- Cleaning products
- Toilet paper
- Bird food
- All-purpose flour
- Pumpkin spice
- Hair dye
- Tanning lotion
- Mason jars
- Protein supplements
- Açai drinks
The company gives retailers access to a lot of data science modeling showing how to shave seconds and minutes off the picking process to save costs. But, Ganenthiran says, there’s one thing he wants grocers to realize:
“The most important thing that grocers need to understand about Instacart is we have not, and will not, compete with our grocers. If you’re a grocer, we want you to consider us as a true partner and extension of your team and think about us through the lens of, ‘Okay, how can I work in partnership so that I can use Instacart’s strengths to make my strengths even better?’”
Delighting customers is something that Ganenthiran also thinks the industry needs to focus on, and that goal was a guiding principle when the company expanded its customer service team, early in the pandemic, from 1,200 to 18,000 agents. Grocery e-commerce customers, whether on Instacart or other platforms, often complain about late deliveries, missing items, inappropriate item substitutions or out-of-stocks.
“We had a lot of first-time consumers trying grocery e-commerce,” he says. “And, you know, every minute of every day that we’re disappointing customers, I feel it personally, because I understand that’s a single human being who is disappointed with their strawberries. So we work night and day to try to rectify the situation and are constantly focused on how we can improve our overall quality and deliver customers an exceptional experience. And that included a few things.”

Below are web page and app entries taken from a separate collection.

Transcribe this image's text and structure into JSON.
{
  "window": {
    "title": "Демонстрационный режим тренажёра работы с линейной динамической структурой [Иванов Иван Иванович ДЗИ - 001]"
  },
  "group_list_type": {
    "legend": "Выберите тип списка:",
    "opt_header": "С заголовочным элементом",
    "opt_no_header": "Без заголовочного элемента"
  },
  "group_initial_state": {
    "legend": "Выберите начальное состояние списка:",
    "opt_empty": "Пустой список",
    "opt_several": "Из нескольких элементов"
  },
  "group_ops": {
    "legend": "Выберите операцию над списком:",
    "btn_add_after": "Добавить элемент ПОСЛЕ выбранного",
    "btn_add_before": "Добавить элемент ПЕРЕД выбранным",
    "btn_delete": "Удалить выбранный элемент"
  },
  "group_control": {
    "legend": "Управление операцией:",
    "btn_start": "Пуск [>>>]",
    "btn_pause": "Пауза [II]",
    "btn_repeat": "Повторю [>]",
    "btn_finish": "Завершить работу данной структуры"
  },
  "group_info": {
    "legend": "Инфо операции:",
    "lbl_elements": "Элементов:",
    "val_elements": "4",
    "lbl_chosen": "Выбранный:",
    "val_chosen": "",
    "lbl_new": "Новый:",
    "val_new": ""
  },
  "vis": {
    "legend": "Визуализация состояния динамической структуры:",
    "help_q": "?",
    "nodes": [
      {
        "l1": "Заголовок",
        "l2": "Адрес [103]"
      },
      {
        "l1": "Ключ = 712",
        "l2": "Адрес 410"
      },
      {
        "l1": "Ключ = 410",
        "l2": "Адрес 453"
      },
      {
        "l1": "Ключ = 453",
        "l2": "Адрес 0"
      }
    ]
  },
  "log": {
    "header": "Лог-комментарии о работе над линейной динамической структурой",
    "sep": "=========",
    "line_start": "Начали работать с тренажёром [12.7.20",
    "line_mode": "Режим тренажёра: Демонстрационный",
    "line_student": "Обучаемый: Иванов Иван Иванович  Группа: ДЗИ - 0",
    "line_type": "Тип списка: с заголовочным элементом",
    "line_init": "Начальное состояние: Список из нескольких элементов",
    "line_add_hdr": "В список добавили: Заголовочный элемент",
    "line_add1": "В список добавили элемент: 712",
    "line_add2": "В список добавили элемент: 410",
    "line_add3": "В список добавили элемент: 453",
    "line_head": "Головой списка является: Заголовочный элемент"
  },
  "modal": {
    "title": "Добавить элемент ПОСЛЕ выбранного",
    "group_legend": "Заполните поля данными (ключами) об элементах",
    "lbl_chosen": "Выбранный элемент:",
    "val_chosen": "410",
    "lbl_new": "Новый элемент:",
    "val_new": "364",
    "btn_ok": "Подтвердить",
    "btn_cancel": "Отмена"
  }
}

The company made the decision to overstaff its customer service department, and became comfortable with not trying to forecast staffing down to the second. It also started not just retraining agents, but “overtraining” them to make the customer happy, no matter what. The third thing that the company did was re-evaluate how customers could contact Instacart Care.
“We realized the most efficient way and best way for customers to get order issues resolved was through chat,” Ganenthiran says. Instacart also launched a special toll-free number for older customers to use for placing orders.
“Today, our customer SLAs [service-level agreements] are better than they were pre-pandemic,” Ganenthiran notes. “Our CSAT [customer satisfaction] score for folks who are contacting us is significantly higher. Our costs are back in line, and we’re now able to even extend new ways that our customer service team can help.”
Of course, the No. 1 customer service problem for Instacart during the pandemic has been out-of-stocks. According to Ganenthiran, Instacart engineers have spent a lot of time over the past few months building different machine-learning models and using artificial intelligence to better assess whether a certain product has run out.
“What is the next best product?” he ponders. “And then, based off a customer’s previous purchasing habits, giving our shoppers a better sense of what will be an acceptable replacement. There’s a lot of invisible technology that we’ve built to actually make the experience for the shopper as simple and as clean as possible so that they are able to deliver the best experience for the customer as well.”
Three things are certain in this period of uncertainty: grocery e-commerce is here to stay, the American consumer is fickle, and Instacart plans to help grocers win more customers in a permanently transformed grocery retail landscape.
All three will matter, and no matter how many competitors spring up (Uber, DoorDash, Shipt and Amazon, to name just a few), Instacart’s value proposition will remain helping grocers win in e-commerce.
“There’s two big differences between Instacart and all of its competitors,” Ganenthiran points out. “The first is Instacart doesn’t compete with our retailers. The second difference is our commitment not just to a marketplace, a multi-retailer marketplace, but the retailers’ own sites, via the Instacart Enterprise offering. We believe Instacart will be successful if brick-and-mortar grocery is successful. Competition is inevitable, and competition has always existed. So we just have to keep doing better.”
Doing better and being nimble is what Instacart has proved that it’s capable of. But the real challenge going forward will be proving that it can become a profitable, sustainable business.